Chicago Studies will kick off officially in the 2008-2009 academic year with a cultural and architectural bike tour around the South Side, led by Boyer and Terry Clark, Professor in Sociology and the College.
Chad Broughton (Ph.D.,’01), Director of Chicago Studies, said, “We want to provide opportunities for students to take advantage of their time in one of the world’s greatest cities.”
Through Chicago Studies, and with the support of the Women’s Board, the College plans to publish an annual book containing outstanding A.B. theses involving city-related research in a 250-page book this fall. The first volume, featuring essays by College students Stephanie Dock, Nicholas Juravich, Katherine Lammers and Josh Segal, will be published this fall.
The students’ work ranges from Dock’s essay, “From Vacant Lot to Play Lot: The Chicago Motor Club’s Play Yard Contest and the Provision of Public Spaces,” to Juravich’s essay, “Wade in the Water: The NAACP Youth Council, the Sit-In Movement and the Rainbow Beach Wade-Ins in Chicago, 1960-1961.”
Lammers has written “Living Integration: Liberals, Race and Class in the Integration of Hyde Park High School, 1947-1969,” while Segal’s essay is titled, “We Must Do Something for Ourselves: Police Reform and Police Privatization in Chicago’s Hyde Park, 1952-1970.”
“This book will be a celebration of the good work done by College students as they gain tangible and robust experiences in our great city,” Boyer said.
He added that another goal of Chicago Studies is to enable students to benefit from their residence in a thriving city. “We are maximizing student opportunities to become active Chicago citizens, not just passive observers,” Boyer said.
Broughton, also a Senior Lecturer in Public Policy Studies, noted that in addition to ongoing internships and summer programs throughout the city, Chicago Studies will provide educational bus tours and guided excursions downtown and throughout Chicago’s neighborhoods. These tours will include discussions about the city’s social and labor history, city planning and architecture, community gardens and ecology, city government and public works, and neighborhoods and cultural life.
A diverse set of speakers on Chicago-related topics will visit campus as part of the program.
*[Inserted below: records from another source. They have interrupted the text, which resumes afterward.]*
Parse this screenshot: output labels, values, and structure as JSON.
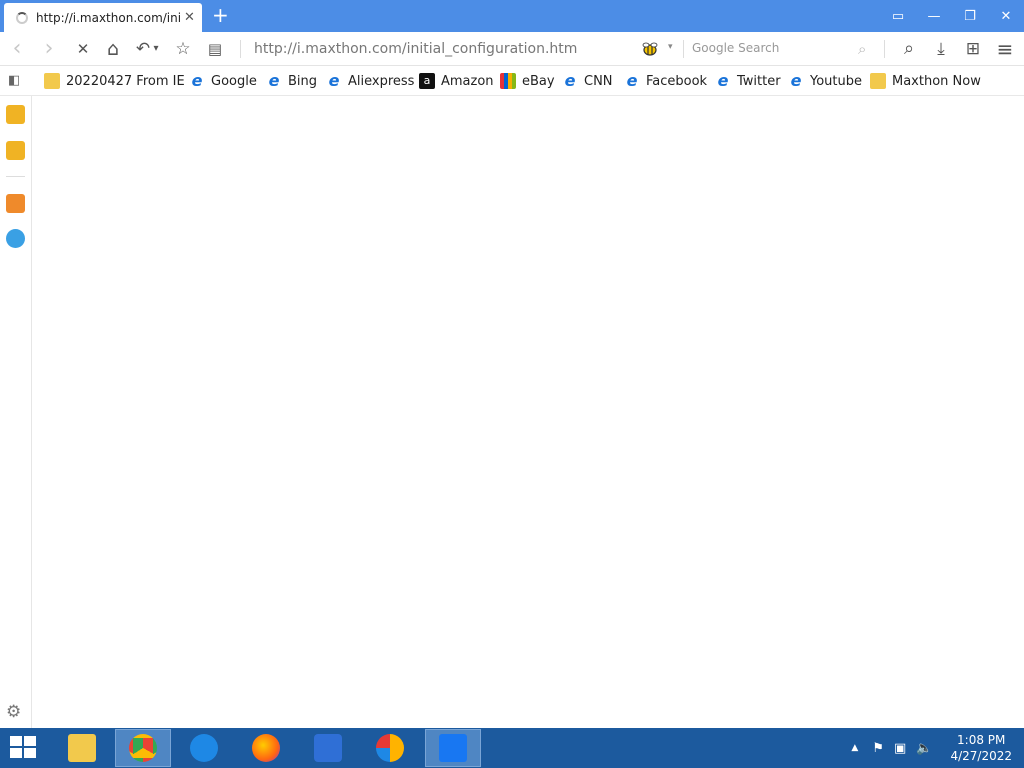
{
  "tab": {
    "title": "http://i.maxthon.com/init",
    "close_glyph": "✕",
    "new_tab_glyph": "+"
  },
  "window_controls": {
    "layout_glyph": "▭",
    "minimize_glyph": "—",
    "restore_glyph": "❐",
    "close_glyph": "✕"
  },
  "toolbar": {
    "back_glyph": "‹",
    "forward_glyph": "›",
    "stop_glyph": "✕",
    "home_glyph": "⌂",
    "undo_glyph": "↶",
    "undo_dropdown_glyph": "▾",
    "favorite_glyph": "☆",
    "reader_glyph": "▤",
    "url": "http://i.maxthon.com/initial_configuration.htm",
    "search_engine_dropdown": "▾",
    "search_placeholder": "Google Search",
    "search_icon": "⌕",
    "find_glyph": "⌕",
    "download_glyph": "⤓",
    "apps_glyph": "⊞",
    "menu_glyph": "≡"
  },
  "bookmarks": [
    {
      "label": "20220427 From IE",
      "icon": "folder-icon"
    },
    {
      "label": "Google",
      "icon": "ie-icon"
    },
    {
      "label": "Bing",
      "icon": "ie-icon"
    },
    {
      "label": "Aliexpress",
      "icon": "ie-icon"
    },
    {
      "label": "Amazon",
      "icon": "amazon-icon"
    },
    {
      "label": "eBay",
      "icon": "ebay-icon"
    },
    {
      "label": "CNN",
      "icon": "ie-icon"
    },
    {
      "label": "Facebook",
      "icon": "ie-icon"
    },
    {
      "label": "Twitter",
      "icon": "ie-icon"
    },
    {
      "label": "Youtube",
      "icon": "ie-icon"
    },
    {
      "label": "Maxthon Now",
      "icon": "maxthon-now-icon"
    }
  ],
  "bookmark_glyphs": {
    "ie": "e",
    "amazon": "a"
  },
  "sidebar": {
    "panel_toggle_glyph": "◧",
    "settings_glyph": "⚙"
  },
  "taskbar": {
    "apps": [
      "file-explorer",
      "chrome",
      "internet-explorer",
      "firefox",
      "arc",
      "avast-browser",
      "maxthon"
    ],
    "active_app": "chrome",
    "tray_arrow": "▲",
    "clock_time": "1:08 PM",
    "clock_date": "4/27/2022"
  },
  "colors": {
    "tab_strip": "#4c8de6",
    "taskbar": "#1c5a9e"
  }
}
David Hays, Assistant Director of the University Community Service Center, said, “Applying the education students receive in the College to what is happening in this city will be a great experience. Our goal is to connect students’ classroom experiences with those outside the classroom, with the residents of Chicago and in the neighborhoods of Chicago.”
Students also have numerous opportunities to explore the city from the classroom, Broughton noted.
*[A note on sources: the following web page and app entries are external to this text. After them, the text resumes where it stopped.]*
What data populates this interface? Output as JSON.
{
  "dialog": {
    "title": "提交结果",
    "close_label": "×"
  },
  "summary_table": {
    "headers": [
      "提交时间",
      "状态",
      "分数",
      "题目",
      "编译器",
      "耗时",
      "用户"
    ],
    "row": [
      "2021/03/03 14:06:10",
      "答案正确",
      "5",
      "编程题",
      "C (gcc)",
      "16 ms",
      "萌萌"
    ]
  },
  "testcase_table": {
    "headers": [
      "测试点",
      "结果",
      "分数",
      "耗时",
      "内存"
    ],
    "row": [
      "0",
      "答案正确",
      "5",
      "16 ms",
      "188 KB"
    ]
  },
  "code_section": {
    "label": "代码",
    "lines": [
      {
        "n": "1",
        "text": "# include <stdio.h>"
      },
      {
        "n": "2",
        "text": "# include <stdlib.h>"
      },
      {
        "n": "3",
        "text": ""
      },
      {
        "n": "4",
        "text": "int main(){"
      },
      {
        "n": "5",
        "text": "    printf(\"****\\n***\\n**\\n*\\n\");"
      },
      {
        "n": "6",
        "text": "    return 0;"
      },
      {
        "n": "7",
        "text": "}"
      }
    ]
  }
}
“We’re highlighting the curricular offerings in the College that relate to the city of Chicago so students can approach the academic study of the city in a more organized way, and perhaps with greater disciplinary variety than they realize is available,” he said, adding that two of his classes fall into this category: “Poverty in the U.S.” and “Anti-Poverty Policy in the U.S.”
During Fall course selection, students will be able to choose from an organized Chicago Studies category for the first time. These courses will be offered in many areas, including Sociology, English, History, Film and Anthropology.
“In the long run, we hope to forge an expanding number of connections between our undergraduates—a great many of whom are really eager to work and learn off campus—and the immediate and broader Chicago community,” Broughton said.
Boyer added, “It is our hope that these students will feel that they conquered Chicago while in the College, and then they can go on to conquer the world.”